◆ **WHAT THIS TASK INVOLVES**
Pick out each line of the records in which the word "kind" appears.
*** Begin section ***
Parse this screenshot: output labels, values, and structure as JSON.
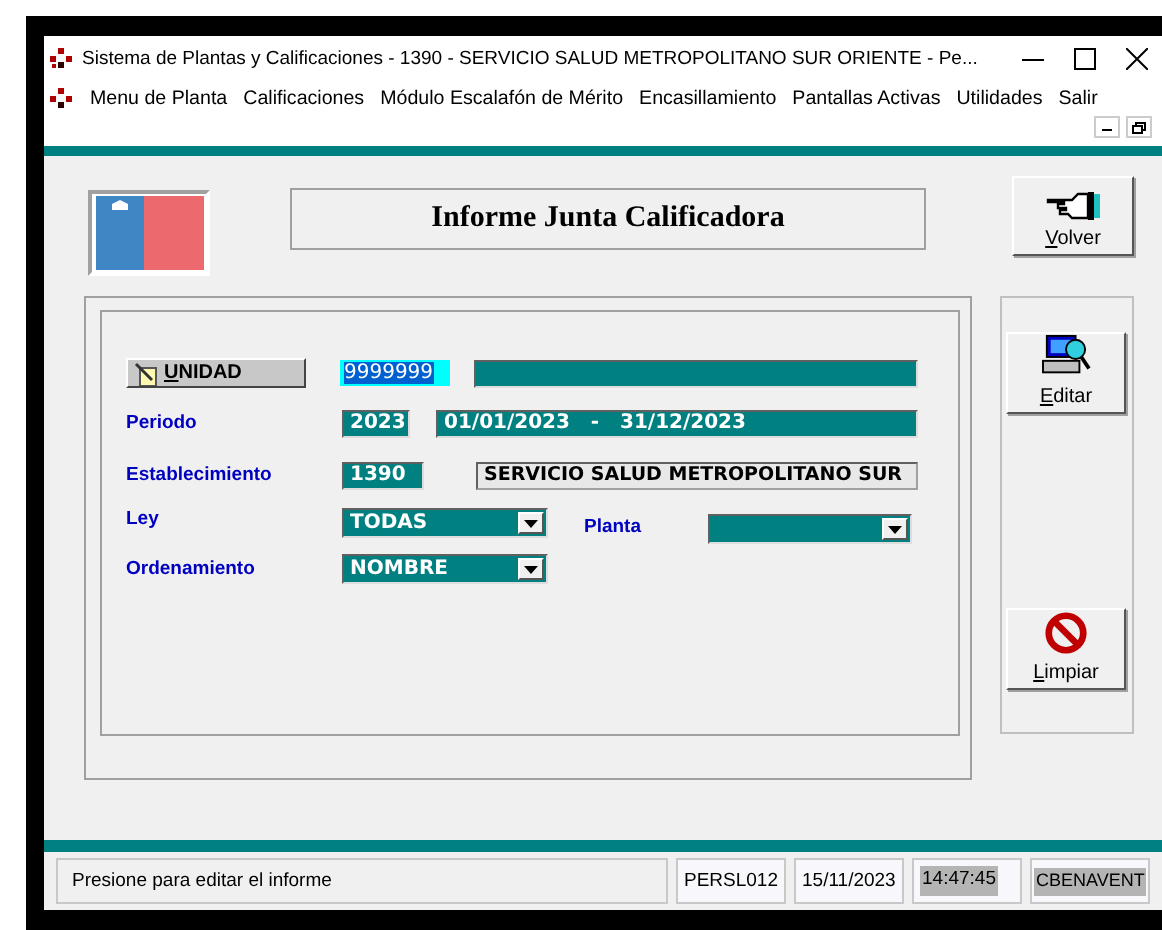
{
  "window": {
    "title": "Sistema de Plantas y Calificaciones - 1390 - SERVICIO SALUD METROPOLITANO SUR ORIENTE - Pe..."
  },
  "menu": [
    "Menu de Planta",
    "Calificaciones",
    "Módulo Escalafón de Mérito",
    "Encasillamiento",
    "Pantallas Activas",
    "Utilidades",
    "Salir"
  ],
  "header": {
    "title": "Informe Junta Calificadora"
  },
  "buttons": [
    {
      "kind": "back",
      "label": "Volver"
    },
    {
      "kind": "edit",
      "label": "Editar"
    },
    {
      "kind": "clear",
      "label": "Limpiar"
    }
  ],
  "form": {
    "unidad": {
      "button": "UNIDAD",
      "code": "9999999",
      "code_selected": true
    },
    "periodo": {
      "label": "Periodo",
      "year": "2023",
      "range": "01/01/2023   -   31/12/2023"
    },
    "establecimiento": {
      "label": "Establecimiento",
      "code": "1390",
      "name": "SERVICIO SALUD METROPOLITANO SUR"
    },
    "ley": {
      "label": "Ley",
      "value": "TODAS"
    },
    "planta": {
      "label": "Planta"
    },
    "ordenamiento": {
      "label": "Ordenamiento",
      "value": "NOMBRE"
    }
  },
  "status_bar": [
    {
      "kind": "message",
      "text": "Presione para editar el informe"
    },
    {
      "kind": "plain",
      "text": "PERSL012"
    },
    {
      "kind": "plain",
      "text": "15/11/2023"
    },
    {
      "kind": "shaded",
      "text": "14:47:45"
    },
    {
      "kind": "shaded",
      "text": "CBENAVENT"
    }
  ]
}
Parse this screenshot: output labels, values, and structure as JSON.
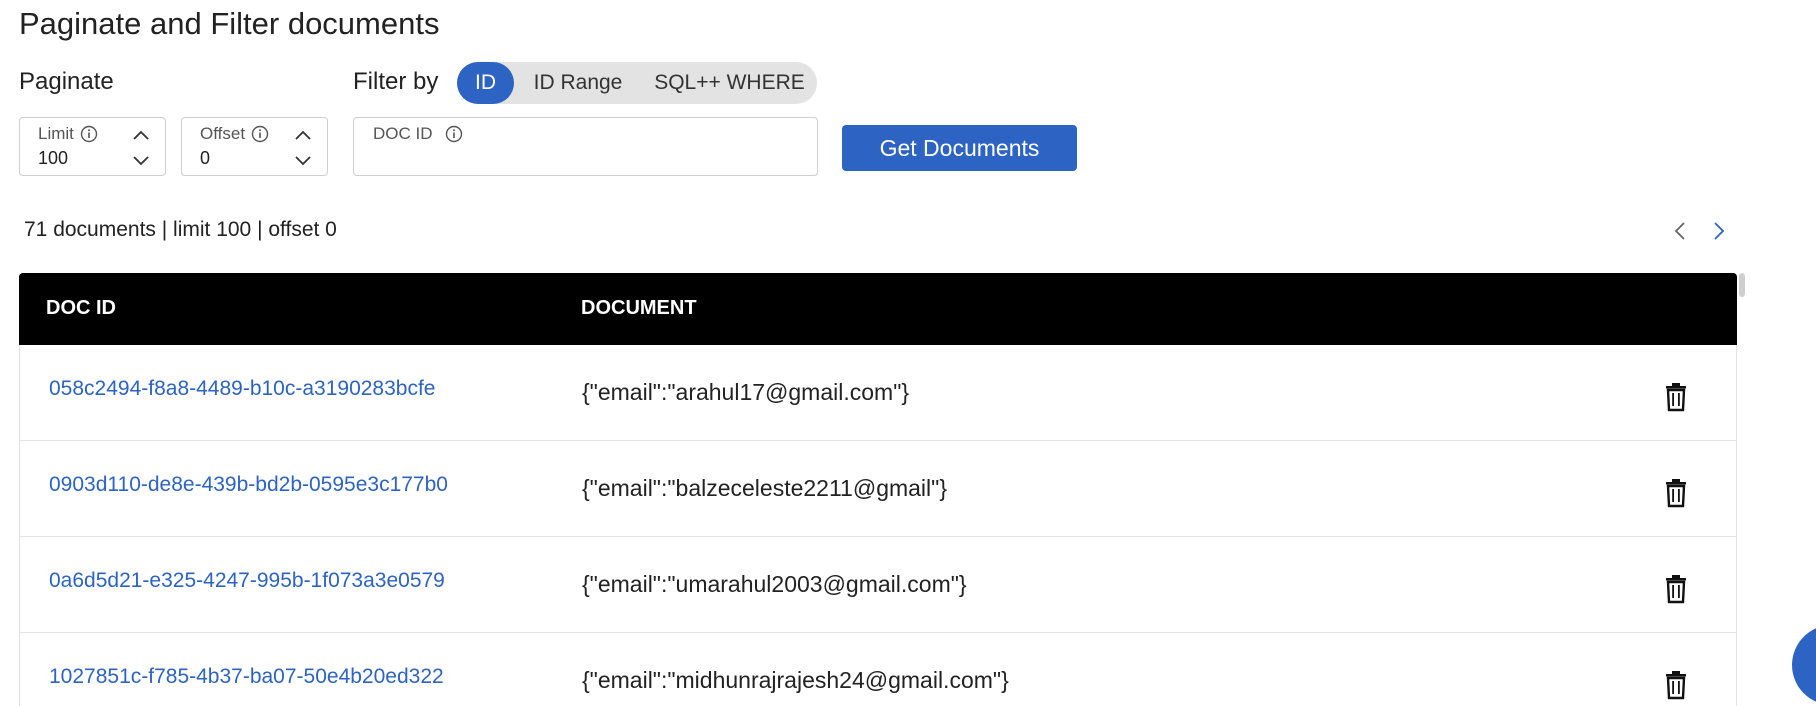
{
  "page": {
    "title": "Paginate and Filter documents"
  },
  "paginate": {
    "label": "Paginate",
    "limit": {
      "label": "Limit",
      "value": "100"
    },
    "offset": {
      "label": "Offset",
      "value": "0"
    }
  },
  "filter": {
    "label": "Filter by",
    "options": [
      "ID",
      "ID Range",
      "SQL++ WHERE"
    ],
    "selected": "ID",
    "docid_field": {
      "label": "DOC ID",
      "value": ""
    }
  },
  "actions": {
    "get_documents_label": "Get Documents"
  },
  "results": {
    "summary": "71 documents | limit 100 | offset 0",
    "columns": [
      "DOC ID",
      "DOCUMENT"
    ],
    "rows": [
      {
        "doc_id": "058c2494-f8a8-4489-b10c-a3190283bcfe",
        "document": "{\"email\":\"arahul17@gmail.com\"}"
      },
      {
        "doc_id": "0903d110-de8e-439b-bd2b-0595e3c177b0",
        "document": "{\"email\":\"balzeceleste2211@gmail\"}"
      },
      {
        "doc_id": "0a6d5d21-e325-4247-995b-1f073a3e0579",
        "document": "{\"email\":\"umarahul2003@gmail.com\"}"
      },
      {
        "doc_id": "1027851c-f785-4b37-ba07-50e4b20ed322",
        "document": "{\"email\":\"midhunrajrajesh24@gmail.com\"}"
      }
    ]
  },
  "icons": {
    "info": "info-icon",
    "stepper_up": "chevron-up-icon",
    "stepper_down": "chevron-down-icon",
    "prev": "chevron-left-icon",
    "next": "chevron-right-icon",
    "delete": "trash-icon"
  },
  "colors": {
    "accent": "#2d63c2",
    "header_bg": "#000000",
    "toggle_bg": "#e3e3e3"
  }
}
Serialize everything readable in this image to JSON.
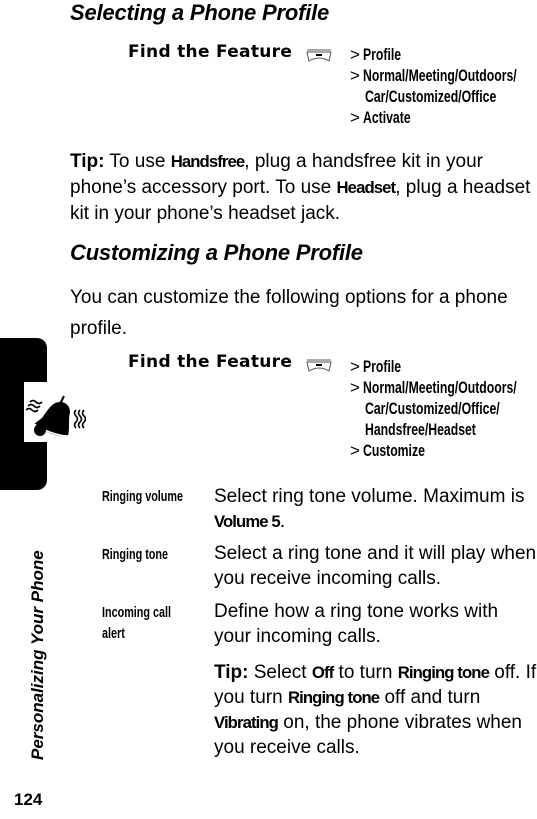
{
  "page": {
    "number": "124",
    "chapter_title": "Personalizing Your Phone",
    "chapter_icon": "ringing-bell-icon"
  },
  "section1": {
    "heading": "Selecting a Phone Profile",
    "find_feature": {
      "label": "Find the Feature",
      "key_icon": "menu-key-icon",
      "steps": [
        {
          "prefix": ">",
          "lines": [
            "Profile"
          ]
        },
        {
          "prefix": ">",
          "lines": [
            "Normal/Meeting/Outdoors/",
            "Car/Customized/Office"
          ]
        },
        {
          "prefix": ">",
          "lines": [
            "Activate"
          ]
        }
      ]
    },
    "tip": {
      "label": "Tip:",
      "t1": " To use ",
      "k1": "Handsfree",
      "t2": ", plug a handsfree kit in your phone’s accessory port. To use ",
      "k2": "Headset",
      "t3": ", plug a headset kit in your phone’s headset jack."
    }
  },
  "section2": {
    "heading": "Customizing a Phone Profile",
    "intro": "You can customize the following options for a phone profile.",
    "find_feature": {
      "label": "Find the Feature",
      "key_icon": "menu-key-icon",
      "steps": [
        {
          "prefix": ">",
          "lines": [
            "Profile"
          ]
        },
        {
          "prefix": ">",
          "lines": [
            "Normal/Meeting/Outdoors/",
            "Car/Customized/Office/",
            "Handsfree/Headset"
          ]
        },
        {
          "prefix": ">",
          "lines": [
            "Customize"
          ]
        }
      ]
    },
    "options": [
      {
        "label": "Ringing volume",
        "desc_a": "Select ring tone volume. Maximum is ",
        "desc_key": "Volume 5",
        "desc_b": "."
      },
      {
        "label": "Ringing tone",
        "desc_a": "Select a ring tone and it will play when you receive incoming calls."
      },
      {
        "label_l1": "Incoming call",
        "label_l2": "alert",
        "desc_a": "Define how a ring tone works with your incoming calls."
      }
    ],
    "tip": {
      "label": "Tip:",
      "t1": " Select ",
      "k1": "Off",
      "t2": " to turn ",
      "k2": "Ringing tone",
      "t3": " off. If you turn ",
      "k3": "Ringing tone",
      "t4": " off and turn ",
      "k4": "Vibrating",
      "t5": " on, the phone vibrates when you receive calls."
    }
  }
}
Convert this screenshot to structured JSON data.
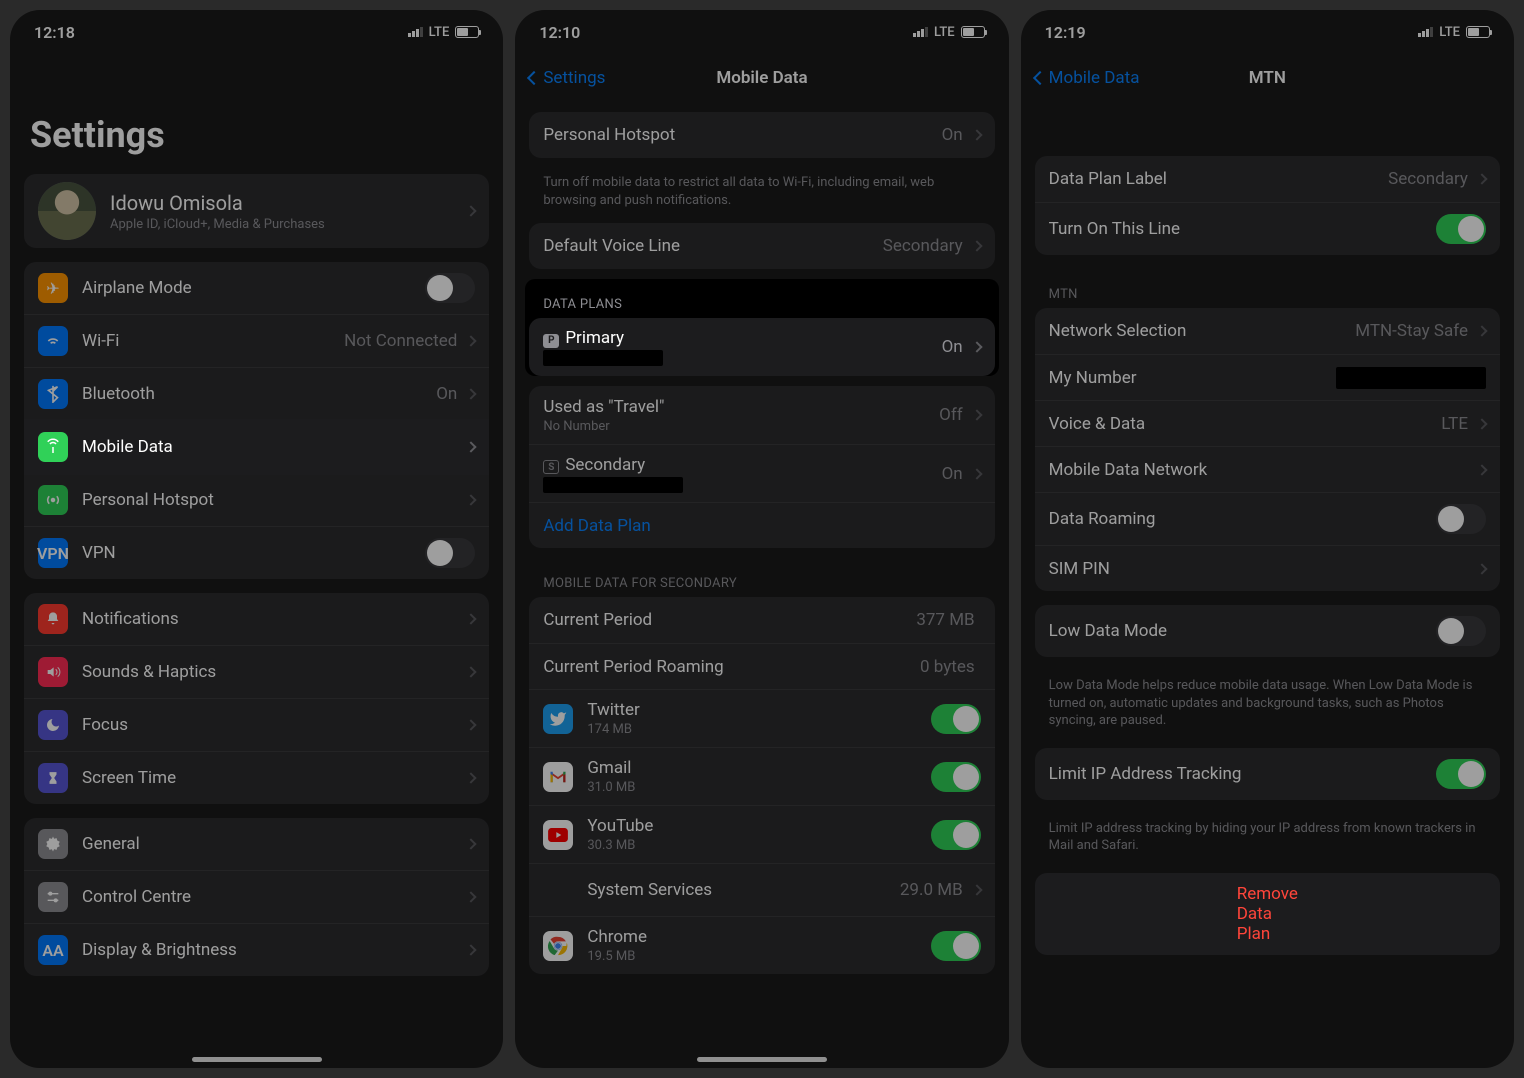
{
  "phone1": {
    "time": "12:18",
    "network": "LTE",
    "title": "Settings",
    "profile": {
      "name": "Idowu Omisola",
      "sub": "Apple ID, iCloud+, Media & Purchases"
    },
    "rows": {
      "airplane": "Airplane Mode",
      "wifi": "Wi-Fi",
      "wifi_val": "Not Connected",
      "bt": "Bluetooth",
      "bt_val": "On",
      "mobile": "Mobile Data",
      "hotspot": "Personal Hotspot",
      "vpn": "VPN",
      "notif": "Notifications",
      "sound": "Sounds & Haptics",
      "focus": "Focus",
      "screen": "Screen Time",
      "general": "General",
      "control": "Control Centre",
      "display": "Display & Brightness"
    }
  },
  "phone2": {
    "time": "12:10",
    "network": "LTE",
    "back": "Settings",
    "title": "Mobile Data",
    "hotspot": "Personal Hotspot",
    "hotspot_val": "On",
    "footer1": "Turn off mobile data to restrict all data to Wi-Fi, including email, web browsing and push notifications.",
    "voice": "Default Voice Line",
    "voice_val": "Secondary",
    "header_plans": "DATA PLANS",
    "plan_primary": "Primary",
    "plan_primary_val": "On",
    "plan_travel": "Used as \"Travel\"",
    "plan_travel_sub": "No Number",
    "plan_travel_val": "Off",
    "plan_secondary": "Secondary",
    "plan_secondary_val": "On",
    "add_plan": "Add Data Plan",
    "header_usage": "MOBILE DATA FOR SECONDARY",
    "current": "Current Period",
    "current_val": "377 MB",
    "roaming": "Current Period Roaming",
    "roaming_val": "0 bytes",
    "apps": {
      "twitter": "Twitter",
      "twitter_sub": "174 MB",
      "gmail": "Gmail",
      "gmail_sub": "31.0 MB",
      "youtube": "YouTube",
      "youtube_sub": "30.3 MB",
      "system": "System Services",
      "system_val": "29.0 MB",
      "chrome": "Chrome",
      "chrome_sub": "19.5 MB"
    }
  },
  "phone3": {
    "time": "12:19",
    "network": "LTE",
    "back": "Mobile Data",
    "title": "MTN",
    "label": "Data Plan Label",
    "label_val": "Secondary",
    "turn_on": "Turn On This Line",
    "header_mtn": "MTN",
    "netsel": "Network Selection",
    "netsel_val": "MTN-Stay Safe",
    "mynum": "My Number",
    "voicedata": "Voice & Data",
    "voicedata_val": "LTE",
    "mdn": "Mobile Data Network",
    "roam": "Data Roaming",
    "simpin": "SIM PIN",
    "lowdata": "Low Data Mode",
    "lowdata_footer": "Low Data Mode helps reduce mobile data usage. When Low Data Mode is turned on, automatic updates and background tasks, such as Photos syncing, are paused.",
    "limitip": "Limit IP Address Tracking",
    "limitip_footer": "Limit IP address tracking by hiding your IP address from known trackers in Mail and Safari.",
    "remove": "Remove Data Plan"
  }
}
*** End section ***
◆ **SOLUTION TO THE PROBLEM**
      "kind": "back",
      "kind": "edit",
      "kind": "clear",
      "kind": "message",
      "kind": "plain",
      "kind": "plain",
      "kind": "shaded",
      "kind": "shaded",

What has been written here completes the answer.